#### What is expected
A verbatim copy of the listing is needed; pictures are to be left out.
*** Material provided Section Begins ***
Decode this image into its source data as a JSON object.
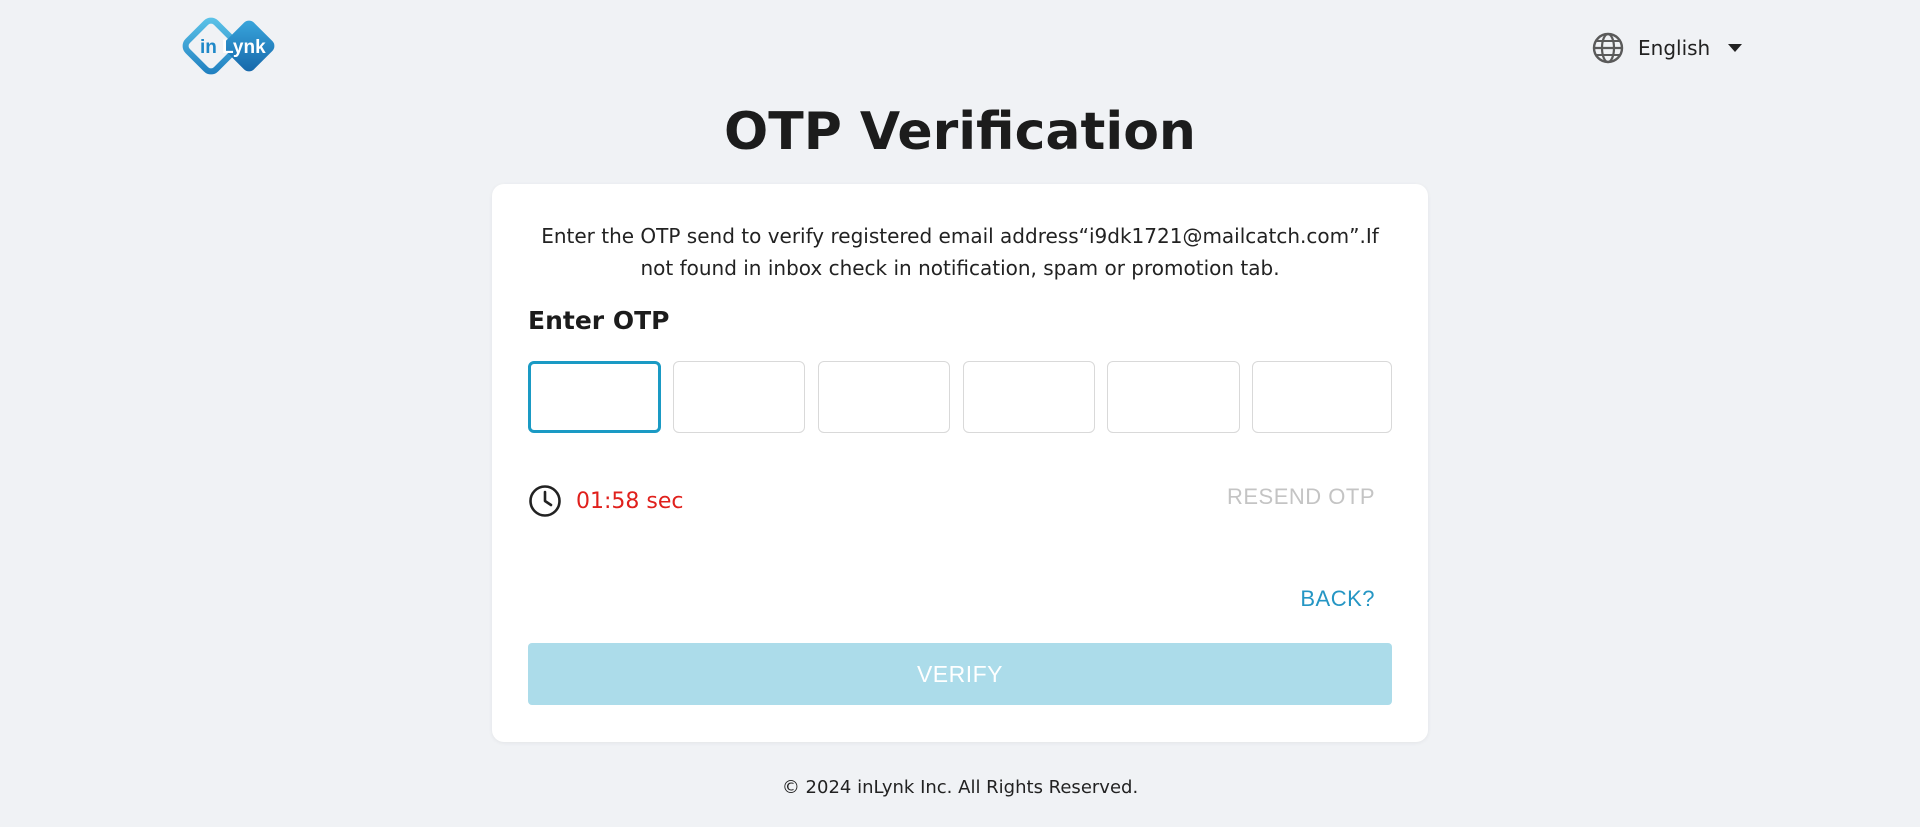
{
  "header": {
    "logo_text": "inLynk",
    "logo_icon": "inlynk-logo",
    "language": {
      "icon": "globe-icon",
      "selected": "English",
      "dropdown_icon": "caret-down-icon"
    }
  },
  "page": {
    "title": "OTP Verification"
  },
  "card": {
    "instructions": "Enter the OTP send to verify registered email address“i9dk1721@mailcatch.com”.If not found in inbox check in notification, spam or promotion tab.",
    "otp_label": "Enter OTP",
    "otp_digits": [
      "",
      "",
      "",
      "",
      "",
      ""
    ],
    "timer": {
      "icon": "clock-icon",
      "text": "01:58 sec"
    },
    "resend_label": "RESEND OTP",
    "back_label": "BACK?",
    "verify_label": "VERIFY"
  },
  "footer": {
    "copyright": "© 2024 inLynk Inc. All Rights Reserved."
  },
  "colors": {
    "background": "#f0f2f5",
    "accent": "#1a9ac4",
    "link": "#2596c4",
    "timer": "#e0201c",
    "verify_disabled": "#acdcea",
    "resend_disabled": "#c4c4c4"
  }
}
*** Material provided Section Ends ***
#### Solution for this task
Decode this image into its source data as a JSON object.
{
  "header": {
    "logo_text": "inLynk",
    "logo_icon": "inlynk-logo",
    "language": {
      "icon": "globe-icon",
      "selected": "English",
      "dropdown_icon": "caret-down-icon"
    }
  },
  "page": {
    "title": "OTP Verification"
  },
  "card": {
    "instructions": "Enter the OTP send to verify registered email address“i9dk1721@mailcatch.com”.If not found in inbox check in notification, spam or promotion tab.",
    "otp_label": "Enter OTP",
    "otp_digits": [
      "",
      "",
      "",
      "",
      "",
      ""
    ],
    "timer": {
      "icon": "clock-icon",
      "text": "01:58 sec"
    },
    "resend_label": "RESEND OTP",
    "back_label": "BACK?",
    "verify_label": "VERIFY"
  },
  "footer": {
    "copyright": "© 2024 inLynk Inc. All Rights Reserved."
  },
  "colors": {
    "background": "#f0f2f5",
    "accent": "#1a9ac4",
    "link": "#2596c4",
    "timer": "#e0201c",
    "verify_disabled": "#acdcea",
    "resend_disabled": "#c4c4c4"
  }
}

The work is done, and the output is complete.